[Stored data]
==*==

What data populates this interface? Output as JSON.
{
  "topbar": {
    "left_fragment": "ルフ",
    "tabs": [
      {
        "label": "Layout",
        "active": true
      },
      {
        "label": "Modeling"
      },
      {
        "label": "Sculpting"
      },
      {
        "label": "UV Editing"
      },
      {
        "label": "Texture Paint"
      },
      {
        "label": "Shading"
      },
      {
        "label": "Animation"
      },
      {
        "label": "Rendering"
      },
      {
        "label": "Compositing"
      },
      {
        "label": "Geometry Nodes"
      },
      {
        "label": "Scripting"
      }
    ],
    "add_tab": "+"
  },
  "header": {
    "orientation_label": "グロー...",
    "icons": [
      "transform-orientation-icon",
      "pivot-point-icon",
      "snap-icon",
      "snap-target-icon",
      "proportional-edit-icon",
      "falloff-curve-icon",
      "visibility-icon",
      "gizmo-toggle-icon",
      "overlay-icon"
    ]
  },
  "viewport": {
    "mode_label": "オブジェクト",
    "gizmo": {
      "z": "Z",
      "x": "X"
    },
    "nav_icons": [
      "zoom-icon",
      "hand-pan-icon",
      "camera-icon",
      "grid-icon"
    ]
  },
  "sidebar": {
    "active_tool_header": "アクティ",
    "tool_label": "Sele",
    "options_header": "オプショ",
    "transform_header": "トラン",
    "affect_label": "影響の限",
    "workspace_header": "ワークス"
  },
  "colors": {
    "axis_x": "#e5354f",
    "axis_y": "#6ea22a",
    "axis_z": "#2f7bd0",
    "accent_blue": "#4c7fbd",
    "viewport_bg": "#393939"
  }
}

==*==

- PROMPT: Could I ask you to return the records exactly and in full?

- EXPECTED OUTPUT:
What data populates this interface? Output as JSON.
{
  "topbar": {
    "left_fragment": "ルフ",
    "tabs": [
      {
        "label": "Layout",
        "active": true
      },
      {
        "label": "Modeling"
      },
      {
        "label": "Sculpting"
      },
      {
        "label": "UV Editing"
      },
      {
        "label": "Texture Paint"
      },
      {
        "label": "Shading"
      },
      {
        "label": "Animation"
      },
      {
        "label": "Rendering"
      },
      {
        "label": "Compositing"
      },
      {
        "label": "Geometry Nodes"
      },
      {
        "label": "Scripting"
      }
    ],
    "add_tab": "+"
  },
  "header": {
    "orientation_label": "グロー...",
    "icons": [
      "transform-orientation-icon",
      "pivot-point-icon",
      "snap-icon",
      "snap-target-icon",
      "proportional-edit-icon",
      "falloff-curve-icon",
      "visibility-icon",
      "gizmo-toggle-icon",
      "overlay-icon"
    ]
  },
  "viewport": {
    "mode_label": "オブジェクト",
    "gizmo": {
      "z": "Z",
      "x": "X"
    },
    "nav_icons": [
      "zoom-icon",
      "hand-pan-icon",
      "camera-icon",
      "grid-icon"
    ]
  },
  "sidebar": {
    "active_tool_header": "アクティ",
    "tool_label": "Sele",
    "options_header": "オプショ",
    "transform_header": "トラン",
    "affect_label": "影響の限",
    "workspace_header": "ワークス"
  },
  "colors": {
    "axis_x": "#e5354f",
    "axis_y": "#6ea22a",
    "axis_z": "#2f7bd0",
    "accent_blue": "#4c7fbd",
    "viewport_bg": "#393939"
  }
}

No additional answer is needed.